He couldn't finish his sentence. A violent explosion sent a rock flying from the side that hit him and wounded his left wing. He lost his balance, cried out and only just managed to grip on to the crater's edge. Pain swept through his wing – it must have been broken. Now it was impossible for him to fly. He started to panic as he felt the lava rising and getting nearer and nearer to his trembling legs.
Suddenly, cool air brushed his shoulders. He lifted his eyes and saw his mother.
— Don't move! I'm getting you out of here! she shouted.
She positioned her powerful claws around his body and unhooked him from the wall. Then she rose swiftly into the air with him, up and out of the crater. Several dragons from the village were out there, flying around Red Mountain. They had come with his mother to help her find him. After seeing that she was safely carrying her son, all the dragons set off on their journey home together.

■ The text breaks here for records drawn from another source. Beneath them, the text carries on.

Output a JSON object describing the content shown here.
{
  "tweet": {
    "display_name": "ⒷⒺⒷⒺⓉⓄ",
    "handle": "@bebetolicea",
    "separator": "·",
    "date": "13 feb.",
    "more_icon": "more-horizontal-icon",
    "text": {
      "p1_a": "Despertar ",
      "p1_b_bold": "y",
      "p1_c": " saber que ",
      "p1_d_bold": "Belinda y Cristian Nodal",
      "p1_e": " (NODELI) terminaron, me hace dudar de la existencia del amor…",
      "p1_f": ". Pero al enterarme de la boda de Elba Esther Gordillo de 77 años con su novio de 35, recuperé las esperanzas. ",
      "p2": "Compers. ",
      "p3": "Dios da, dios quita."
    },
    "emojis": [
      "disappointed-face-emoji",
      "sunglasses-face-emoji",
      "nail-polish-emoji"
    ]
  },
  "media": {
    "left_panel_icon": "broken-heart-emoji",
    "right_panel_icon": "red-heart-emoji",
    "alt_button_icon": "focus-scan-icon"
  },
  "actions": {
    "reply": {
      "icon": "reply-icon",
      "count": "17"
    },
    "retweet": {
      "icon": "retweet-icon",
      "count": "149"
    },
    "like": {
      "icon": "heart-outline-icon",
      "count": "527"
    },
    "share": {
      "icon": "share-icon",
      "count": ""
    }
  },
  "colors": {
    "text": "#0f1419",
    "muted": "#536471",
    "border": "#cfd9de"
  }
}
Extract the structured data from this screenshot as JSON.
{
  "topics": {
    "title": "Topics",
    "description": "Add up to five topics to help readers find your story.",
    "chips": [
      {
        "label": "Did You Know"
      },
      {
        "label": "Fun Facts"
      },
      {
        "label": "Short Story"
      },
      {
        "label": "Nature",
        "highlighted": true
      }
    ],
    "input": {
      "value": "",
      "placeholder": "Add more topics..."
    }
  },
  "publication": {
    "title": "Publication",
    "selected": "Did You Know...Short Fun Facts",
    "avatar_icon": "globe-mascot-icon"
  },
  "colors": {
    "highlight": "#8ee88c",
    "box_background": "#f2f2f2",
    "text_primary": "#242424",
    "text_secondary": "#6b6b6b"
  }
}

The group was only a few hundred yards from Red Mountain when the volcano exploded. Lava poured out in all directions. Burning rocks flew into the air. The dragons aimed their flames at the missiles to break them up before they could reach them. They were safe.
Three hours later they touched down back home. The dragons all turned to Bibop.
— Luckily the birds told us which way you'd gone. We nearly arrived too late!
— Why on earth did you go down into the crater?
— I wanted to learn how to breathe fire like the mountain, said Bibop, dusting himself off.
The dragons stared at him, eyes wide.
— Your son is extremely foolish, said one of the dragons to Bibop's mother.
— He put you both in great danger, added another dragon.
Bibop was on the edge of tears. He felt guilty about putting his mother's life in danger.
— Please stop! said Bibop's mother. Can't you see that he's feeling bad enough about this? Personally, what I'm seeing is a little dragon who showed great determination and courage.
The dragons all stopped talking and she came up to her son.
— I'm so sorry that I never told you about your dad. If you'd known the truth you would never have tried to do something like that. I won't ever lie to you again.
Bibop smiled and hugged his mother hard with his good wing. Then his stomach gurgled loudly, and she laughed.
— Come on, let's go home. Your grilled lamb is still waiting for you!